YOUR INSTRUCTIONS: Pick out each line below containing "образование".

[Stored items from a collection]

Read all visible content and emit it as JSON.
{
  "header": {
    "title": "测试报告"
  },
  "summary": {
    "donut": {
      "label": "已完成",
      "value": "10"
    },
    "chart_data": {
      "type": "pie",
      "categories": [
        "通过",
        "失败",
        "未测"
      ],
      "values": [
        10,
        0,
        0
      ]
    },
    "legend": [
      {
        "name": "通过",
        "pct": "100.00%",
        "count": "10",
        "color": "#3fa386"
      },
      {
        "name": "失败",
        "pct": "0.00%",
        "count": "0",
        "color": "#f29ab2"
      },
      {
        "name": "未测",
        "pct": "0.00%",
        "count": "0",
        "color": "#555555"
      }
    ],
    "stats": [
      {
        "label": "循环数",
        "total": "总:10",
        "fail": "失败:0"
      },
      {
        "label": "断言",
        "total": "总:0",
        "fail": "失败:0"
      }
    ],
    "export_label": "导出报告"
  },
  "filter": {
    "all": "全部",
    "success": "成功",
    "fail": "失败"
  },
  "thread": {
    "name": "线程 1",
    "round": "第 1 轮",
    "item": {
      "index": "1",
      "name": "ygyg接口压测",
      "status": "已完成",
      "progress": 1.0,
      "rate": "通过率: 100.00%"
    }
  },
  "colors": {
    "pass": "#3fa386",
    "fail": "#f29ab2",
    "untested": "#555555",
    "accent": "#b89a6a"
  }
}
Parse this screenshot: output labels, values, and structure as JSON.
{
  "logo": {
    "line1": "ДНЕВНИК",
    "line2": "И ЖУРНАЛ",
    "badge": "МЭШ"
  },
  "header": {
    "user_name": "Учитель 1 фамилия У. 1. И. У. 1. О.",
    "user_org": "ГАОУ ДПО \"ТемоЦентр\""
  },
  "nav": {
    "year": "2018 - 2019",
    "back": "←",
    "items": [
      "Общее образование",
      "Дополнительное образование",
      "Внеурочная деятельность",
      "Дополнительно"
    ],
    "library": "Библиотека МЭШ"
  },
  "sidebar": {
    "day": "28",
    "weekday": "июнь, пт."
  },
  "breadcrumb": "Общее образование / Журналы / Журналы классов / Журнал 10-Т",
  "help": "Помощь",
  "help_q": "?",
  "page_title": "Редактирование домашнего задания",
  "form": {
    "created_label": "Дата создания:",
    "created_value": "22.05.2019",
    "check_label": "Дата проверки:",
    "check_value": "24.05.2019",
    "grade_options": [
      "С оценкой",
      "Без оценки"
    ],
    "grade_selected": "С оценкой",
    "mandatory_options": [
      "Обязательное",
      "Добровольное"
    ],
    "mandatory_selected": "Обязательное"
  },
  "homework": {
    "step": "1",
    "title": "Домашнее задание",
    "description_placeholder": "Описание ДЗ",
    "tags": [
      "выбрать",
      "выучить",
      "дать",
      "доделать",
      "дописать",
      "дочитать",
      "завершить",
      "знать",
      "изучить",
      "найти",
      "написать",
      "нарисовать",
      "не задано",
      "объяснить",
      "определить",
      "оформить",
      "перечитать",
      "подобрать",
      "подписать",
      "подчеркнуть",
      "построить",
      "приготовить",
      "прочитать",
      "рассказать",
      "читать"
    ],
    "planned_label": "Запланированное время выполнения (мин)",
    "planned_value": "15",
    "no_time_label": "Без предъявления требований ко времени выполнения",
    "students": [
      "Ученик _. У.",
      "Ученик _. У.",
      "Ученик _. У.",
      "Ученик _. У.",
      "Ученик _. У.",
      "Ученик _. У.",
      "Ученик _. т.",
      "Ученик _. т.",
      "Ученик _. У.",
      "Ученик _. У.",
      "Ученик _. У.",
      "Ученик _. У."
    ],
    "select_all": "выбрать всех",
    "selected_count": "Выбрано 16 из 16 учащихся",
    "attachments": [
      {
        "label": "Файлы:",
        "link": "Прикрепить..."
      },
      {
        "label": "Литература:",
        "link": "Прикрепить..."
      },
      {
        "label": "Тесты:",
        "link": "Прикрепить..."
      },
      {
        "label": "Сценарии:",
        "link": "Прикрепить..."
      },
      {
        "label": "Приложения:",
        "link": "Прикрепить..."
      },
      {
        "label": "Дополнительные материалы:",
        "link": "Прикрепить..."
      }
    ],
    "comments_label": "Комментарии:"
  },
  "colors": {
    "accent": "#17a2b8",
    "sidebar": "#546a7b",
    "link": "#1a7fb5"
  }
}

WRITTEN ANSWER:
      "Общее образование",
      "Дополнительное образование",
  "breadcrumb": "Общее образование / Журналы / Журналы классов / Журнал 10-Т",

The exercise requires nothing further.